Good old Canada, with environmental protection laws that were drastically weakened in 2012, willingly accepts shipping the U.S. coal that is too dirty for the Americans to ship themselves. The U.S. coal shipments are increasing. At Roberts Bank, they increased tenfold from 2008 to 2017 and another 15 per cent from 2017 to 2018. It appears that weak Canadian environmental laws are rigged to favour economic benefits for a handful of people, in this case mostly in the U.S. coal industry, over the health and well-being of the environment and citizens.In the coastal U.S. states, the situation is the opposite.
U.S. coal is not purchased or owned by Canadians and is not consumed in Canada so it is not subject to import tariffs, carbon tax or other levies. It is just a product in transit, passing through and contaminating the suburban, agricultural and Indigenous land corridor between the Canada/U.S. border and Roberts Bank. Thus the Westshore Terminals facility has become a nearly tax-free bypass conduit, allowing the U.S. coal industry to export its product overseas.
From a global perspective, the appalling hypocrisy of Canada’s policy regarding coal is a national embarrassment. In November 2017, Canada and the UK co-founded the Powering Past Coal Alliance with the mission “to advance the transition away from unabated coal power generation.”
Following this initiative, Canada committed to phase-out traditional coal-fired electricity by 2030 and pledged in December up to $275 million to assist developing countries in Asia to convert to clean energy from coal. So on one hand Canada pretends to lead the world on the road to phase-out coal-power generation. On the other, it quietly and unconscionably assists the U.S. coal industry ramp-up coal exports for use in power generation overseas.

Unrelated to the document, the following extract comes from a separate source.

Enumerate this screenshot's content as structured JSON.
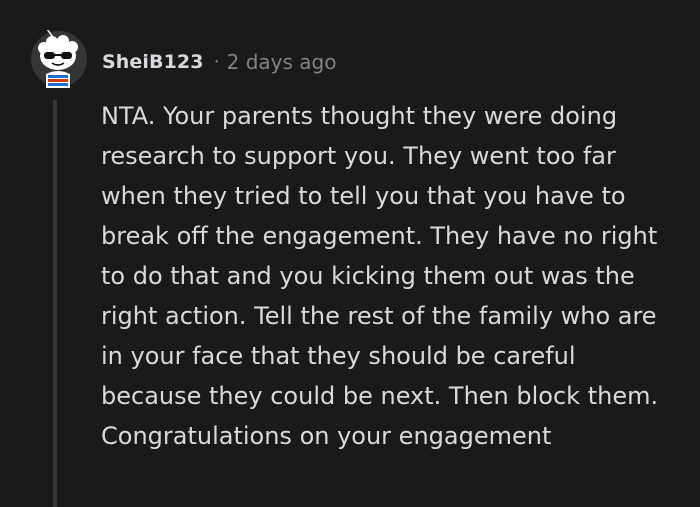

The negative environmental impacts and controversy do not stop at Roberts Bank. The pollution continues into the ecologically sensitive waters of the Salish Sea and its surrounding communities. The dirty U.S. coal is transported overseas by foreign-owned and operated ships, another environmentally contentious issue which again results from weak Canadian regulations.
Expanded trade through the port of Vancouver has led to significant increase in shipping traffic over the past decade. Foreign owned and operated freighters, tankers and cargo ships, which had traditionally anchored in English Bay near the port of Vancouver, are now anchoring in the pristine waters of the Gulf Islands while waiting to dock. They often arrive weeks and sometimes months ahead of schedule and spend their wait time parked free of charge, polluting the air and disrupting marine life, including endangered orcas. The foreign ships run noisy, pollution-emitting generators 24/7 without regulation and without monitoring. They also drag their anchors along the sea bottom, destroying marine habitats.
Included among these foreign vessels are the ships that come to pick up the U.S. coal. These foreign ships should have no right to trespass in Canadian waters, let alone loiter for weeks, waiting to pick up U.S. cargo en route to foreign countries. This doesn’t occur among the pristine U.S. San Juan Islands or in other U.S. waters where these U.S. trade and shipping activities should be based.
The time has come for the governments of Canada and B.C. to strengthen environmental and transport regulations to reduce the disparity between the way Canada and the U.S. balance the benefits of industrial activities against protecting the health and well-being of the environment and the public.
James Kerr is a retired Environment Canada senior research scientist who participated in many national and international issues, including making substantial contributions to the Intergovernmental Panel on Climate Change reports that won the Nobel Peace Prize in 2007.